#### WORK REQUIRED
Search the records for lines with the word "Søren" and copy each match.

====== DATA ======

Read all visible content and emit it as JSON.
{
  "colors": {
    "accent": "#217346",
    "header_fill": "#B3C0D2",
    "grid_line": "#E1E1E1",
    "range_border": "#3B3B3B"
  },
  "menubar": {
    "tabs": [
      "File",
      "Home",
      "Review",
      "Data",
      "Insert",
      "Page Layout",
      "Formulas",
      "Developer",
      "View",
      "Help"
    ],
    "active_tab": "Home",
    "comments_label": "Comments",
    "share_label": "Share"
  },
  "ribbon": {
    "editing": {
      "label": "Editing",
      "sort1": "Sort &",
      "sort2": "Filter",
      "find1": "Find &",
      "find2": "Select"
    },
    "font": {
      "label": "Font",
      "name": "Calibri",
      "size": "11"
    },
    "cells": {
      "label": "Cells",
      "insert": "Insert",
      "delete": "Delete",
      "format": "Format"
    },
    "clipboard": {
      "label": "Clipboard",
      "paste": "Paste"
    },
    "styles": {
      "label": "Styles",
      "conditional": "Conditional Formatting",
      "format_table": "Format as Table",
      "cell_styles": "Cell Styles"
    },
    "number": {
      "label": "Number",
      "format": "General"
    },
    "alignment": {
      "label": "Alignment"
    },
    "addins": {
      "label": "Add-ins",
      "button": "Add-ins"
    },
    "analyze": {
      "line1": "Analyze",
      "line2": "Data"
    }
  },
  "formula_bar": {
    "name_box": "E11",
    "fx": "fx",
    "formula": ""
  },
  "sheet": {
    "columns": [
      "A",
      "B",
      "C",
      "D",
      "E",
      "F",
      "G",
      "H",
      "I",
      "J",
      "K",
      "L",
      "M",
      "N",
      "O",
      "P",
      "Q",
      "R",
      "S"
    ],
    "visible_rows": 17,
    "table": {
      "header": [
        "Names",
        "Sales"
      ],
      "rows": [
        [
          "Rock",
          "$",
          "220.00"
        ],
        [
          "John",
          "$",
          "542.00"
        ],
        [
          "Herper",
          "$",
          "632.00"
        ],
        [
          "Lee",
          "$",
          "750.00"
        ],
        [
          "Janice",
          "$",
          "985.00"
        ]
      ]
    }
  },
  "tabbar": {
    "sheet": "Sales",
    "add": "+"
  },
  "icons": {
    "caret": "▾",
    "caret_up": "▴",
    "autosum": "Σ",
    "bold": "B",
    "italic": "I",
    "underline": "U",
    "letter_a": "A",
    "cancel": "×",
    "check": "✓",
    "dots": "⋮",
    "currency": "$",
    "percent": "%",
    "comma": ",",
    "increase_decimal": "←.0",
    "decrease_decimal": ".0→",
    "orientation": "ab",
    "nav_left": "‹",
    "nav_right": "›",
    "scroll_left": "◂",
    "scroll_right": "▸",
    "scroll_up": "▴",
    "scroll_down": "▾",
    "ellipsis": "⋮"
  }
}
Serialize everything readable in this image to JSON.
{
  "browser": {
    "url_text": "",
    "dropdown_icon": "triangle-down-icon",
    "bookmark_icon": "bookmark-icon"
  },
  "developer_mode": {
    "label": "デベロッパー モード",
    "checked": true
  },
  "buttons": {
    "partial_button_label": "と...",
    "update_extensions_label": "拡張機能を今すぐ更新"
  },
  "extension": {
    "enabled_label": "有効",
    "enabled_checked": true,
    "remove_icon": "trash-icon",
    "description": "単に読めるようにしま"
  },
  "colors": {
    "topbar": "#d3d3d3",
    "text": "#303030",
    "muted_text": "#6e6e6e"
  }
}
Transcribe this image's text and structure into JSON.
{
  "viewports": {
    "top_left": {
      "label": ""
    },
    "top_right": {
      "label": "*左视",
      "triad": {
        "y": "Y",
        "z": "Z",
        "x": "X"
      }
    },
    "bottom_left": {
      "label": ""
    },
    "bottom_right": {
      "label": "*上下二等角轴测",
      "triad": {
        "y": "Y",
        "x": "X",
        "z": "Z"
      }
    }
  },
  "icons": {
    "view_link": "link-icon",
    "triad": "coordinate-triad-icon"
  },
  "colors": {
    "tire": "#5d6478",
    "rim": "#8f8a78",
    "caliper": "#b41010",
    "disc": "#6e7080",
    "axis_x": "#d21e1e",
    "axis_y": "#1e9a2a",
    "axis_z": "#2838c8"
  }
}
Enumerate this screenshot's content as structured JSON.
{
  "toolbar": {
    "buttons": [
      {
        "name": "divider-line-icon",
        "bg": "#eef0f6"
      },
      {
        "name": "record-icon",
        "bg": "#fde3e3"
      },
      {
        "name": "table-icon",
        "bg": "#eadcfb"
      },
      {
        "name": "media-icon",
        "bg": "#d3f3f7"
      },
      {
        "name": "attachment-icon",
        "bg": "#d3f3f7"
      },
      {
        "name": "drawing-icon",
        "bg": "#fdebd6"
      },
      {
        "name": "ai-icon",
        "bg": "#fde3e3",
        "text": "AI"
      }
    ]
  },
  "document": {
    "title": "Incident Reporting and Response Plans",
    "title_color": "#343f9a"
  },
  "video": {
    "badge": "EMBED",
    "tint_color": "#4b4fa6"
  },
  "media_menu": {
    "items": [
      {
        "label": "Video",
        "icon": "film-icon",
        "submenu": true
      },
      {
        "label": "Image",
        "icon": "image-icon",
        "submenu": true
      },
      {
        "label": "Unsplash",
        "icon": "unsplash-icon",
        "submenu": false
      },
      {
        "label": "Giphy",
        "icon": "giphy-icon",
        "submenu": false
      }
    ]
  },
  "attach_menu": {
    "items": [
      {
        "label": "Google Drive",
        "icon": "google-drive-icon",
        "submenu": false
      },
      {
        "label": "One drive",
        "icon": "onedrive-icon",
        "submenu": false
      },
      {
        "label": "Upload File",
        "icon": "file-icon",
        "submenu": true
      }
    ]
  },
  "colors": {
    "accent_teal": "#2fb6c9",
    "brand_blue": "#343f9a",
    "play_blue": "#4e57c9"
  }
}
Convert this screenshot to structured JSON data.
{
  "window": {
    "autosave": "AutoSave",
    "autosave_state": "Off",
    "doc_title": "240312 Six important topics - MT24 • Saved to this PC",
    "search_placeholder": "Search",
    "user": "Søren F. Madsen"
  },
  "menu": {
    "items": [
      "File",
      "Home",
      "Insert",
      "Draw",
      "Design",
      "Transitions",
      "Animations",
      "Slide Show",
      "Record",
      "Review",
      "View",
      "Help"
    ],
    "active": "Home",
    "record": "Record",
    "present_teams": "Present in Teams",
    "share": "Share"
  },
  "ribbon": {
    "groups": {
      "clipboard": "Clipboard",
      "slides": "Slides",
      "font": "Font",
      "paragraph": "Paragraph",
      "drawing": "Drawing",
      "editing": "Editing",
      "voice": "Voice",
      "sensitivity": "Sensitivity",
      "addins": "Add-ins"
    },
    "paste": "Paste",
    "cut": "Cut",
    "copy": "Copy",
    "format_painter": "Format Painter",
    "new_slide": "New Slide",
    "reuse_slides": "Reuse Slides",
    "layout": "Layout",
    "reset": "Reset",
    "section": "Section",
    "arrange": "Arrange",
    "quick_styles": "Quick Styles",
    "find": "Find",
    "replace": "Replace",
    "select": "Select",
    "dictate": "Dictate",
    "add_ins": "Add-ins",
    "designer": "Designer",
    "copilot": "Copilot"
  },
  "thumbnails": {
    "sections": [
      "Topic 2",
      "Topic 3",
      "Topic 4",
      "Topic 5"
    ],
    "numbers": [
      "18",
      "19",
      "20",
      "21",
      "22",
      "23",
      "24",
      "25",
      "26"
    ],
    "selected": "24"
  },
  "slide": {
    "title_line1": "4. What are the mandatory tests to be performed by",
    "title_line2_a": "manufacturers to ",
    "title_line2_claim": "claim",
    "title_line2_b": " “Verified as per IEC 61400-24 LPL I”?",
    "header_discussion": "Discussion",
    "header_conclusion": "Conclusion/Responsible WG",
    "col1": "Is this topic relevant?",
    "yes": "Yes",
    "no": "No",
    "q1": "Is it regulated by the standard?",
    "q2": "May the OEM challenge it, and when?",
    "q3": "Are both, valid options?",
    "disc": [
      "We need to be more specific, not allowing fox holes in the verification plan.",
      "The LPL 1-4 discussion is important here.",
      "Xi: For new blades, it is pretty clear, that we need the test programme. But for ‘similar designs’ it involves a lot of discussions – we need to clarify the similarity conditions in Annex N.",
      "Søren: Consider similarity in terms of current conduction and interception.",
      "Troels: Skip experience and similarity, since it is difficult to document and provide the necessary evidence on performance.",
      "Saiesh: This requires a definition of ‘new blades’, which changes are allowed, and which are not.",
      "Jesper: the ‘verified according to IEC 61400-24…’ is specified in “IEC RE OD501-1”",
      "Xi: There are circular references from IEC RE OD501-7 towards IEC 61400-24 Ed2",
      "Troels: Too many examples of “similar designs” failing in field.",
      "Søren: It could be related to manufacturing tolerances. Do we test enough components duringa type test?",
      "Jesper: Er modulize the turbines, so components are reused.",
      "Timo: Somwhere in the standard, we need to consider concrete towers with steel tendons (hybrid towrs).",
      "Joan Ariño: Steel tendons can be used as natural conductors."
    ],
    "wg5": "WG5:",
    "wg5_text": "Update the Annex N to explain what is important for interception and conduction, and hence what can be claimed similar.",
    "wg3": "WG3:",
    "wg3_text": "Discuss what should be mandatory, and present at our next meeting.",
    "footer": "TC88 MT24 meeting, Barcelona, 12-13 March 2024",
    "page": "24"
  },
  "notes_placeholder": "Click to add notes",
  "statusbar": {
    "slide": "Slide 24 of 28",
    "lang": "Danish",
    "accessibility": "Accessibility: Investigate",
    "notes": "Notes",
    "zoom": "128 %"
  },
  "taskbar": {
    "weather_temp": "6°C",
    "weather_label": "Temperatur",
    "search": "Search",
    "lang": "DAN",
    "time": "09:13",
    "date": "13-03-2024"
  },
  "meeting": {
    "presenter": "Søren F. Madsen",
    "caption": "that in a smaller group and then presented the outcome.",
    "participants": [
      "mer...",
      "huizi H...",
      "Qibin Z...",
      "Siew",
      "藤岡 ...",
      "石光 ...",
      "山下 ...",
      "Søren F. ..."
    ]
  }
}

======

#### REPLY
    "user": "Søren F. Madsen"
      "Søren: Consider similarity in terms of current conduction and interception.",
      "Søren: It could be related to manufacturing tolerances. Do we test enough components duringa type test?",
    "presenter": "Søren F. Madsen",
      "Søren F. ..."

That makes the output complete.